Using the “Import Content” tool that’s built into Anthologize, you aren’t even limited to your own blog postings. You can import anything that has an RSS feed, from Twitter updates to feeds from entirely different blogs and blogging platforms (such as Movable Type or Blogger). You can remix from a countless number of sources, and then compile it all together into one slick file. This remixing isn’t simply an afterthought of Anthologize. It defines the plugin and has enormous potential for scholars and teachers alike, ranging from organizing tenure material to building student portfolios.

Something else that’s neat about how Anthologize pulls in content is that draft (i.e. unpublished) posts show up alongside published posts in the left hand column. In other words, drafts can be published in your Anthologize project, even if they were never actually published on your blog. This feature makes it possible to create Anthologize projects without even making the content public first (though why would you want to?).

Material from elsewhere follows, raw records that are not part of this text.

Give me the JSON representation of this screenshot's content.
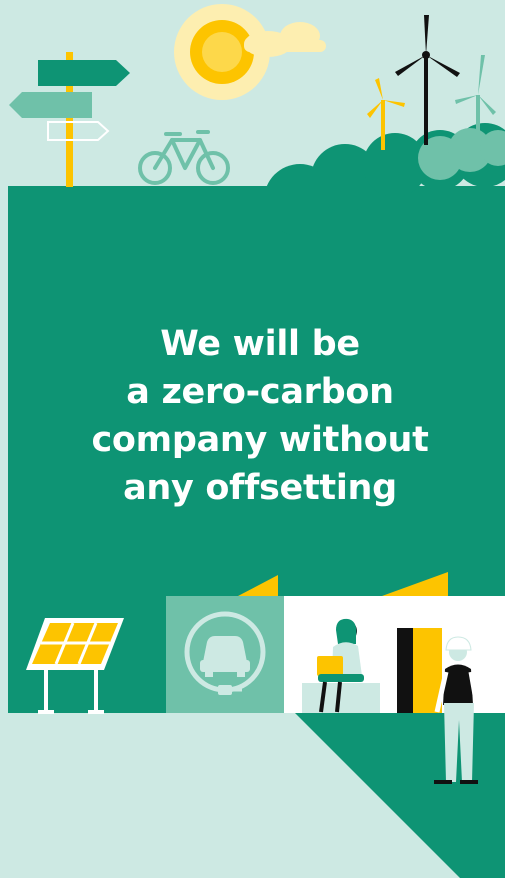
{
  "headline": {
    "lines": [
      "We will be",
      "a zero-carbon",
      "company without",
      "any offsetting"
    ]
  },
  "illustration": {
    "icons": [
      "signpost-icon",
      "sun-icon",
      "cloud-icon",
      "bicycle-icon",
      "wind-turbine-icon",
      "bush-icon",
      "solar-panel-icon",
      "ev-charging-icon",
      "person-with-laptop-icon",
      "worker-with-hard-hat-icon"
    ]
  },
  "colors": {
    "background": "#cde9e3",
    "brand_green": "#0e9474",
    "mint": "#6fc1a9",
    "yellow": "#fdc400",
    "sun_glow": "#fdeeb0",
    "black": "#111111",
    "white": "#ffffff"
  }
}
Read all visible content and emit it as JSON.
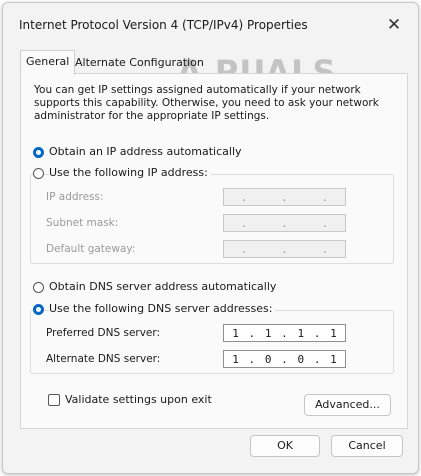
{
  "window": {
    "title": "Internet Protocol Version 4 (TCP/IPv4) Properties",
    "watermark": "A PUALS"
  },
  "tabs": [
    {
      "label": "General",
      "active": true
    },
    {
      "label": "Alternate Configuration",
      "active": false
    }
  ],
  "intro_text": "You can get IP settings assigned automatically if your network supports this capability. Otherwise, you need to ask your network administrator for the appropriate IP settings.",
  "ip_section": {
    "auto_label": "Obtain an IP address automatically",
    "auto_selected": true,
    "manual_label": "Use the following IP address:",
    "manual_selected": false,
    "fields": [
      {
        "label": "IP address:",
        "octets": [
          ".",
          ".",
          "."
        ]
      },
      {
        "label": "Subnet mask:",
        "octets": [
          ".",
          ".",
          "."
        ]
      },
      {
        "label": "Default gateway:",
        "octets": [
          ".",
          ".",
          "."
        ]
      }
    ]
  },
  "dns_section": {
    "auto_label": "Obtain DNS server address automatically",
    "auto_selected": false,
    "manual_label": "Use the following DNS server addresses:",
    "manual_selected": true,
    "preferred_label": "Preferred DNS server:",
    "preferred_value": [
      "1",
      "1",
      "1",
      "1"
    ],
    "alternate_label": "Alternate DNS server:",
    "alternate_value": [
      "1",
      "0",
      "0",
      "1"
    ]
  },
  "validate_label": "Validate settings upon exit",
  "validate_checked": false,
  "buttons": {
    "advanced": "Advanced...",
    "ok": "OK",
    "cancel": "Cancel"
  },
  "colors": {
    "accent": "#0067c0"
  }
}
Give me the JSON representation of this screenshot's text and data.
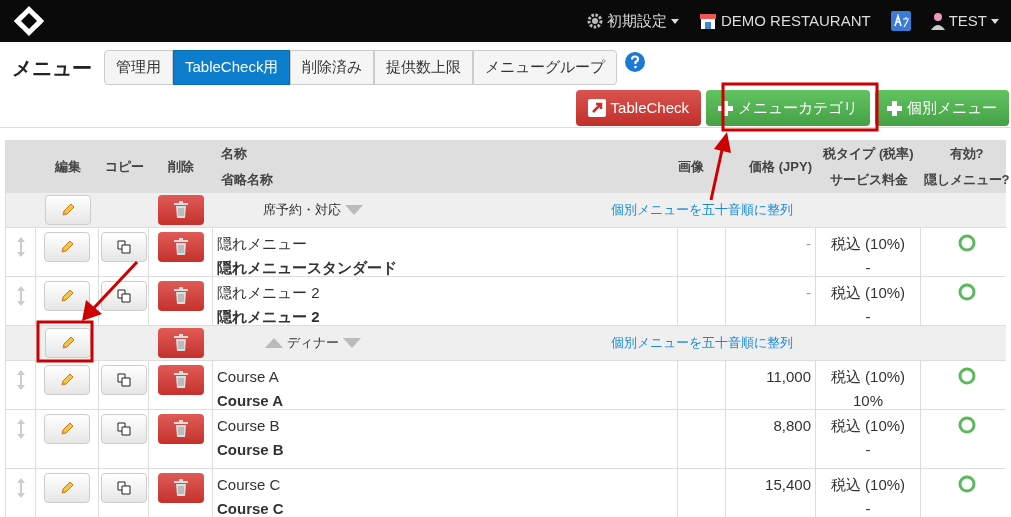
{
  "navbar": {
    "settings": "初期設定",
    "restaurant": "DEMO RESTAURANT",
    "user": "TEST"
  },
  "page_title": "メニュー",
  "tabs": [
    {
      "label": "管理用",
      "selected": false
    },
    {
      "label": "TableCheck用",
      "selected": true
    },
    {
      "label": "削除済み",
      "selected": false
    },
    {
      "label": "提供数上限",
      "selected": false
    },
    {
      "label": "メニューグループ",
      "selected": false
    }
  ],
  "actions": [
    {
      "kind": "external",
      "label": "TableCheck"
    },
    {
      "kind": "add",
      "label": "メニューカテゴリ"
    },
    {
      "kind": "add",
      "label": "個別メニュー"
    }
  ],
  "table": {
    "columns": [
      {
        "lines": [
          "編集"
        ]
      },
      {
        "lines": [
          "コピー"
        ]
      },
      {
        "lines": [
          "削除"
        ]
      },
      {
        "lines": [
          "名称",
          "省略名称"
        ]
      },
      {
        "lines": [
          "画像"
        ]
      },
      {
        "lines": [
          "価格 (JPY)"
        ]
      },
      {
        "lines": [
          "税タイプ (税率)",
          "サービス料金"
        ]
      },
      {
        "lines": [
          "有効?",
          "隠しメニュー?"
        ]
      }
    ],
    "rows": [
      {
        "kind": "category",
        "name": "席予約・対応",
        "can_move_up": false,
        "can_move_down": true,
        "sort_link": "個別メニューを五十音順に整列"
      },
      {
        "kind": "item",
        "name": "隠れメニュー",
        "short_name": "隠れメニュースタンダード",
        "price": "-",
        "tax": "税込 (10%)",
        "service": "-",
        "valid": true
      },
      {
        "kind": "item",
        "name": "隠れメニュー 2",
        "short_name": "隠れメニュー 2",
        "price": "-",
        "tax": "税込 (10%)",
        "service": "-",
        "valid": true
      },
      {
        "kind": "category",
        "name": "ディナー",
        "can_move_up": true,
        "can_move_down": true,
        "sort_link": "個別メニューを五十音順に整列"
      },
      {
        "kind": "item",
        "name": "Course A",
        "short_name": "Course A",
        "price": "11,000",
        "tax": "税込 (10%)",
        "service": "10%",
        "valid": true
      },
      {
        "kind": "item",
        "name": "Course B",
        "short_name": "Course B",
        "price": "8,800",
        "tax": "税込 (10%)",
        "service": "-",
        "valid": true
      },
      {
        "kind": "item",
        "name": "Course C",
        "short_name": "Course C",
        "price": "15,400",
        "tax": "税込 (10%)",
        "service": "-",
        "valid": true
      }
    ]
  }
}
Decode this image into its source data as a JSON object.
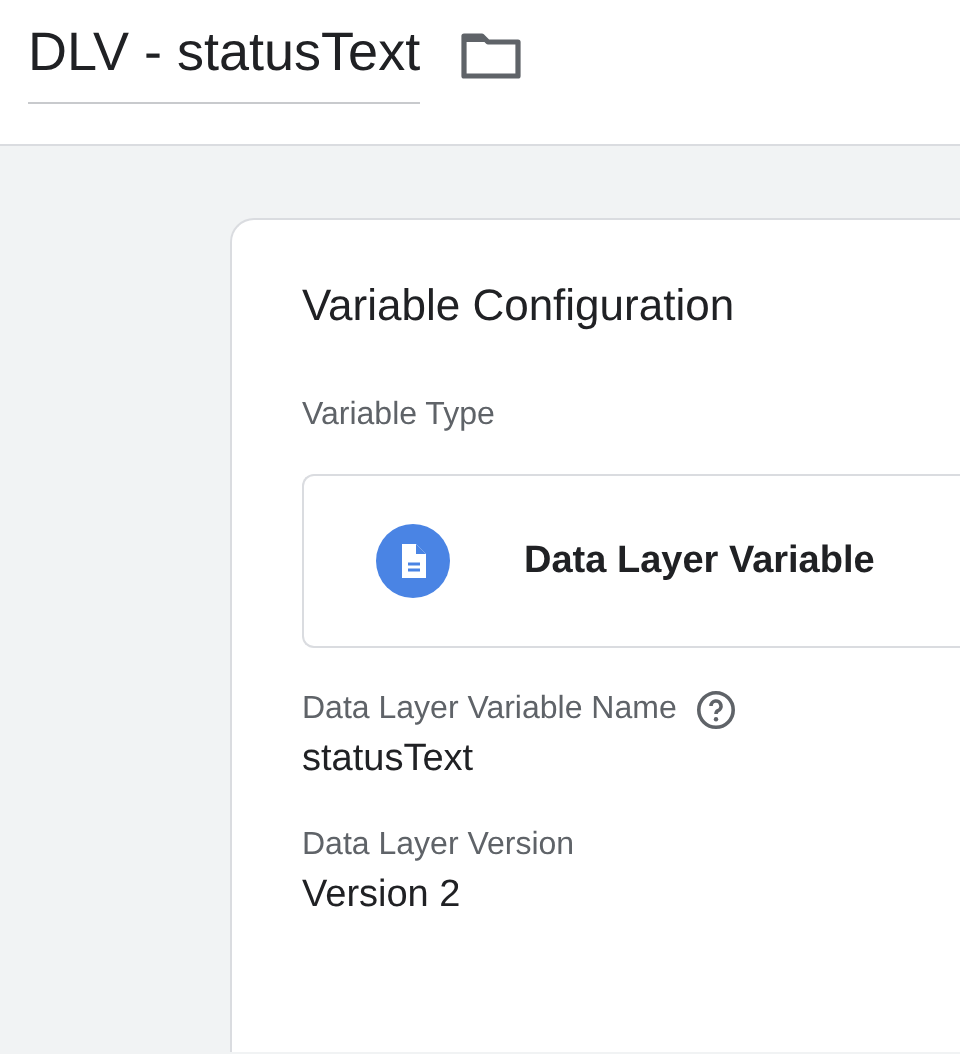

From Alpha to Beta to You

As excited as I am about the possibilities of Anthologize, don’t be misled into thinking that the tool is a ready-to-go, full-fledged publishing solution. Make no mistake about Anthologize: this is an extremely alpha version of the final plugin. If the Greeks had a letter that came before alpha, Anthologize would be it. There are several major known issues, and there are many features yet to add. But don’t forget: Anthologize was developed in under 200 hours. There were no months-long team meetings, no protracted management decisions, no obscene Gantt charts. The team behind Anthologize came and saw and coded, from brainstorm to repository in one week.
[pullquote align=”left”]The team behind Anthologize came and saw and coded, from brainstorm to repository in one week.[/pullquote] The week is over, and they’re still working, but now it’s your turn too. Try it out, and let the team know what works, what doesn’t, what you might use it for, and what you’d like to see in the next version. There’s an Anthologize Users Group you can join to share with other users and the official outreach team, and there’s also the Anthologize Development Group, where you can share your bugs and issues directly with the development team.

As for me, I’m already working on a wishlist of what I’d like to see in Anthologize. Here are just a few thoughts:

  • More use of metadata. I imagine future releases will allow user-selected metadata to be included in the Anthologized content. For example, it’d be great to have the option of including the original publication date.
  • Cover images. It’s already possible to include custom acknowledgments and dedications in the opening pages of the Anthologized project, but it’ll be crucial to be able to include a custom image as the anthology front cover.
  • Preservation of formatting. Right now quite a bit of formatting is stripped away when posts are anthologized. Block quotes, for example, become indistinguishable from the rest of the text, as do many headers and titles.
  • Fine-grained image control. A major bug prevents many blog post images from showing up in the Anthologize-generated book. Once this is fixed, it’d be wonderful to have even greater control of images (such as image resolution, alignment, and captions).
  • I haven’t experimented with Anthologize on WordPressMU or BuddyPress yet, but it’s a natural fit. Imagine each user being able to cull through tons of posts on a multi-user blog, and publishing a custom-made portfolio, comprised of posts that come from different users and different blogs.

As I play with Anthologize, talk with the developers, and share with other users, I’m sure I’ll come up with more suggestions for features, as well as more ways Anthologize can be used right now, as is. I encourage you to do the same. You’ll join a growing contingent of researchers, teachers, archivists, librarians, and students who are part of an open-source movement, but more importantly, part of a movement to change the very nature of how we construct and share knowledge in the 21st century.